While AMD was absorbing an expensive ATI merger, Intel struck back with a new CPU design, code-named Conroe, from its Israeli design team. Conroe was 64-bit, lower power, had higher performance, and had adopted the AMD SledgeHammer-style platform design. This new competition, along with the burdensome debt it had taken on, and the recession, put AMD in a financial bind. Intel had also been able to integrate 3D graphics into its microprocessors, negating some of the Fusion APU advantage (AMD still had superior graphics). This led to AMD selling its handheld graphics group to Qualcomm and spinning off its semiconductor manufacturing plants under a new company, called GlobalFoundries, to help raise cash and to lower R&D and operating costs. Ultimately, AMD’s decision to become a fabless semiconductor company became an asset — it was able to use multiple best-in-class foundries including GlobaFoundries — which can be seen today in AMD’s ability to use TSMC’s advanced 7-nm processor for the latest graphics and forthcoming server and PC processors.
And still, even at its lowest point, AMD was looking for ways to innovate and offer the market real competition and new ideas differentiated from Intel. The company gambled (again) on new leadership and a new CPU engineering team to find a new way to build microprocessors and graphics.
AMD Ryzen 7 2700X Gold Edition processor with Lisa Su signature (Source: AMD)

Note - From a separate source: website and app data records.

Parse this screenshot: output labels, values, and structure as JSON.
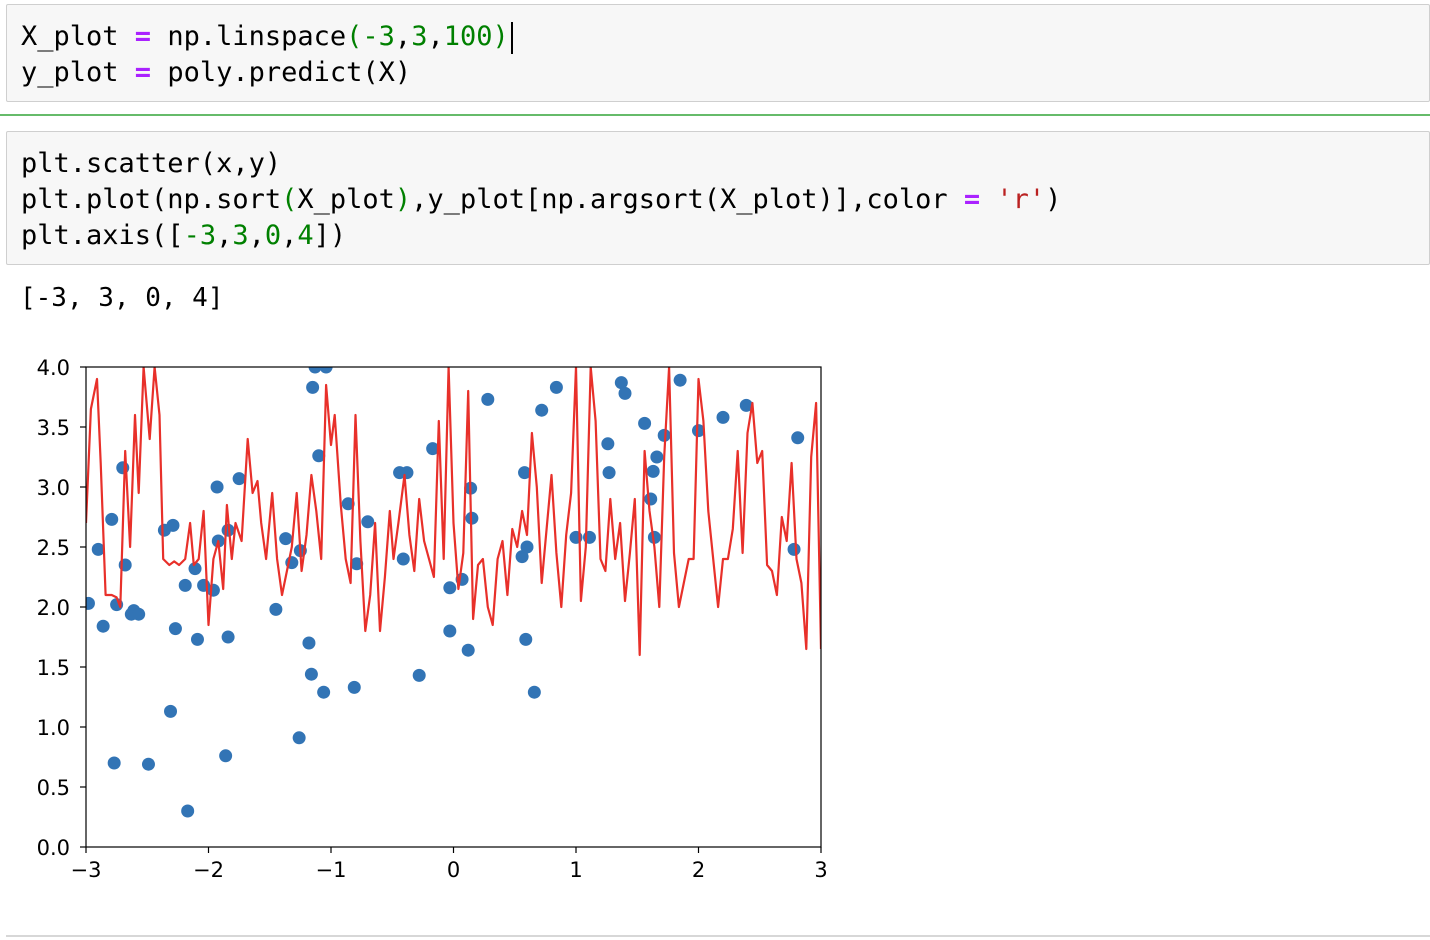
{
  "cells": [
    {
      "lines": [
        [
          [
            "X_plot ",
            ""
          ],
          [
            "=",
            "op"
          ],
          [
            " np.linspace",
            ""
          ],
          [
            "(",
            "par"
          ],
          [
            "-3",
            "num"
          ],
          [
            ",",
            ""
          ],
          [
            "3",
            "num"
          ],
          [
            ",",
            ""
          ],
          [
            "100",
            "num"
          ],
          [
            ")",
            "par"
          ]
        ],
        [
          [
            "y_plot ",
            ""
          ],
          [
            "=",
            "op"
          ],
          [
            " poly.predict(X)",
            ""
          ]
        ]
      ]
    },
    {
      "lines": [
        [
          [
            "plt.scatter(x,y)",
            ""
          ]
        ],
        [
          [
            "plt.plot(np.sort",
            ""
          ],
          [
            "(",
            "par"
          ],
          [
            "X_plot",
            ""
          ],
          [
            ")",
            "par"
          ],
          [
            ",y_plot[np.argsort(X_plot)],color ",
            ""
          ],
          [
            "=",
            "op"
          ],
          [
            " ",
            ""
          ],
          [
            "'r'",
            "str"
          ],
          [
            ")",
            ""
          ]
        ],
        [
          [
            "plt.axis([",
            ""
          ],
          [
            "-3",
            "num"
          ],
          [
            ",",
            ""
          ],
          [
            "3",
            "num"
          ],
          [
            ",",
            ""
          ],
          [
            "0",
            "num"
          ],
          [
            ",",
            ""
          ],
          [
            "4",
            "num"
          ],
          [
            "])",
            ""
          ]
        ]
      ]
    }
  ],
  "output_text": "[-3, 3, 0, 4]",
  "colors": {
    "scatter": "#3274b5",
    "line": "#e8302a"
  },
  "chart_data": {
    "type": "scatter",
    "title": "",
    "xlabel": "",
    "ylabel": "",
    "xlim": [
      -3,
      3
    ],
    "ylim": [
      0,
      4
    ],
    "xticks": [
      -3,
      -2,
      -1,
      0,
      1,
      2,
      3
    ],
    "xtick_labels": [
      "−3",
      "−2",
      "−1",
      "0",
      "1",
      "2",
      "3"
    ],
    "yticks": [
      0,
      0.5,
      1,
      1.5,
      2,
      2.5,
      3,
      3.5,
      4
    ],
    "ytick_labels": [
      "0.0",
      "0.5",
      "1.0",
      "1.5",
      "2.0",
      "2.5",
      "3.0",
      "3.5",
      "4.0"
    ],
    "grid": false,
    "series": [
      {
        "type": "scatter",
        "x": [
          -2.98,
          -2.9,
          -2.86,
          -2.79,
          -2.77,
          -2.75,
          -2.7,
          -2.68,
          -2.63,
          -2.61,
          -2.57,
          -2.49,
          -2.36,
          -2.31,
          -2.29,
          -2.27,
          -2.19,
          -2.17,
          -2.11,
          -2.09,
          -2.04,
          -1.96,
          -1.93,
          -1.92,
          -1.86,
          -1.84,
          -1.84,
          -1.75,
          -1.45,
          -1.37,
          -1.32,
          -1.26,
          -1.25,
          -1.18,
          -1.16,
          -1.15,
          -1.13,
          -1.1,
          -1.06,
          -1.04,
          -0.86,
          -0.81,
          -0.79,
          -0.7,
          -0.44,
          -0.41,
          -0.38,
          -0.28,
          -0.17,
          -0.03,
          -0.03,
          0.07,
          0.12,
          0.14,
          0.15,
          0.28,
          0.56,
          0.58,
          0.59,
          0.6,
          0.66,
          0.72,
          0.84,
          1.0,
          1.11,
          1.26,
          1.27,
          1.37,
          1.4,
          1.56,
          1.61,
          1.63,
          1.64,
          1.66,
          1.72,
          1.85,
          2.0,
          2.2,
          2.39,
          2.78,
          2.81
        ],
        "y": [
          2.03,
          2.48,
          1.84,
          2.73,
          0.7,
          2.02,
          3.16,
          2.35,
          1.94,
          1.97,
          1.94,
          0.69,
          2.64,
          1.13,
          2.68,
          1.82,
          2.18,
          0.3,
          2.32,
          1.73,
          2.18,
          2.14,
          3.0,
          2.55,
          0.76,
          1.75,
          2.64,
          3.07,
          1.98,
          2.57,
          2.37,
          0.91,
          2.47,
          1.7,
          1.44,
          3.83,
          4.0,
          3.26,
          1.29,
          4.0,
          2.86,
          1.33,
          2.36,
          2.71,
          3.12,
          2.4,
          3.12,
          1.43,
          3.32,
          2.16,
          1.8,
          2.23,
          1.64,
          2.99,
          2.74,
          3.73,
          2.42,
          3.12,
          1.73,
          2.5,
          1.29,
          3.64,
          3.83,
          2.58,
          2.58,
          3.36,
          3.12,
          3.87,
          3.78,
          3.53,
          2.9,
          3.13,
          2.58,
          3.25,
          3.43,
          3.89,
          3.47,
          3.58,
          3.68,
          2.48,
          3.41
        ]
      },
      {
        "type": "line",
        "color": "r",
        "x": [
          -3.0,
          -2.96,
          -2.91,
          -2.88,
          -2.84,
          -2.79,
          -2.75,
          -2.72,
          -2.68,
          -2.64,
          -2.6,
          -2.57,
          -2.53,
          -2.48,
          -2.44,
          -2.4,
          -2.37,
          -2.32,
          -2.28,
          -2.24,
          -2.19,
          -2.15,
          -2.12,
          -2.08,
          -2.04,
          -2.0,
          -1.96,
          -1.92,
          -1.88,
          -1.85,
          -1.81,
          -1.78,
          -1.73,
          -1.68,
          -1.64,
          -1.6,
          -1.57,
          -1.53,
          -1.48,
          -1.44,
          -1.4,
          -1.37,
          -1.32,
          -1.28,
          -1.24,
          -1.2,
          -1.16,
          -1.12,
          -1.08,
          -1.04,
          -1.0,
          -0.97,
          -0.92,
          -0.88,
          -0.84,
          -0.8,
          -0.76,
          -0.72,
          -0.68,
          -0.64,
          -0.6,
          -0.56,
          -0.52,
          -0.49,
          -0.45,
          -0.4,
          -0.36,
          -0.32,
          -0.28,
          -0.24,
          -0.2,
          -0.16,
          -0.12,
          -0.08,
          -0.04,
          0.0,
          0.04,
          0.08,
          0.12,
          0.16,
          0.2,
          0.24,
          0.28,
          0.32,
          0.36,
          0.4,
          0.44,
          0.48,
          0.52,
          0.56,
          0.6,
          0.64,
          0.68,
          0.72,
          0.76,
          0.8,
          0.84,
          0.88,
          0.92,
          0.96,
          1.0,
          1.04,
          1.08,
          1.12,
          1.16,
          1.2,
          1.24,
          1.28,
          1.32,
          1.36,
          1.4,
          1.44,
          1.48,
          1.52,
          1.56,
          1.6,
          1.64,
          1.68,
          1.72,
          1.76,
          1.8,
          1.84,
          1.88,
          1.92,
          1.96,
          2.0,
          2.04,
          2.08,
          2.12,
          2.16,
          2.2,
          2.24,
          2.28,
          2.32,
          2.36,
          2.4,
          2.44,
          2.48,
          2.52,
          2.56,
          2.6,
          2.64,
          2.68,
          2.72,
          2.76,
          2.8,
          2.84,
          2.88,
          2.92,
          2.96,
          3.0
        ],
        "y": [
          2.7,
          3.65,
          3.9,
          3.2,
          2.1,
          2.1,
          2.08,
          2.0,
          3.3,
          2.5,
          3.6,
          2.95,
          4.0,
          3.4,
          4.0,
          3.6,
          2.4,
          2.35,
          2.38,
          2.35,
          2.4,
          2.7,
          2.35,
          2.4,
          2.8,
          1.85,
          2.4,
          2.55,
          2.15,
          2.85,
          2.4,
          2.7,
          2.55,
          3.4,
          2.95,
          3.05,
          2.7,
          2.4,
          2.95,
          2.4,
          2.1,
          2.25,
          2.5,
          2.95,
          2.3,
          2.6,
          3.1,
          2.8,
          2.4,
          3.85,
          3.35,
          3.6,
          2.85,
          2.4,
          2.2,
          3.6,
          2.55,
          1.8,
          2.1,
          2.7,
          1.8,
          2.25,
          2.8,
          2.4,
          2.7,
          3.1,
          2.6,
          2.3,
          2.9,
          2.55,
          2.4,
          2.25,
          3.55,
          2.4,
          4.0,
          2.7,
          2.15,
          2.45,
          3.8,
          1.9,
          2.35,
          2.4,
          2.0,
          1.85,
          2.4,
          2.55,
          2.1,
          2.65,
          2.5,
          2.8,
          2.6,
          3.45,
          3.0,
          2.2,
          2.65,
          3.1,
          2.45,
          2.0,
          2.6,
          2.95,
          4.0,
          2.05,
          2.5,
          4.0,
          3.55,
          2.4,
          2.3,
          2.9,
          2.4,
          2.7,
          2.05,
          2.45,
          2.9,
          1.6,
          3.3,
          2.8,
          2.5,
          2.0,
          3.25,
          4.0,
          2.45,
          2.0,
          2.2,
          2.4,
          2.4,
          3.9,
          3.55,
          2.8,
          2.4,
          2.0,
          2.4,
          2.4,
          2.65,
          3.3,
          2.45,
          3.45,
          3.7,
          3.2,
          3.3,
          2.35,
          2.3,
          2.1,
          2.75,
          2.55,
          3.2,
          2.4,
          2.2,
          1.65,
          3.25,
          3.7,
          1.65
        ]
      }
    ]
  }
}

The CPU team was overseen by a familiar face, Jim Keller, who returned to AMD from Apple to build a new CPU core called “Zen.” IBM and Freescale alumna, Lisa Su, was promoted to CEO. Apple and IBM Alumnus, Mark Papermaster, was brought in to oversee all engineering. This seasoned and patient team pulled off another AMD miracle: by starting from scratch and taking the best ideas in processor design, they produced the high-performance Ryzen PC processor and the EPYC server processor. The EPYC processor used a unique and cost-efficient approach of breaking the 32-core server processor into four 8-core chips and using rapidly maturing multi-chip packaging to put all the die in one package. Connecting the die and connecting the sockets is a scalable interconnect — branded Infinity Fabric (the successor to HyperTransport).
As a result, the AMD EPYC processor offers more cores, more PCIe lanes, and more memory per socket than Intel’s Xeon — it has rewritten the economics of server processors. Using the EPYC packaging approach, AMD has also produced the ultimate extreme workstation processor — Threadripper, today available with up to 32 cores. The Ryzen PC processor offers up to eight cores and has become a favorite processor for PC gamers and enthusiasts. With Zen, AMD is back in the performance race with Intel. Later this year, we expect AMD will be first to release a 7-nm PC processor and server processor (they already introduced 7-nm technology in the graphic with Radeon VII) and the second generation of the Zen CPU core. In 2019, AMD has a unique opportunity to push past Intel on process leadership in PCs and servers.
It shows that AMD, even after fifty years, has the perseverance and tenacity to tackle the hardest technical challenges and deliver more for its customers. It will be fascinating to see what the next fifty years brings.
– Kevin Krewell is Principal Analyst at Tirias Research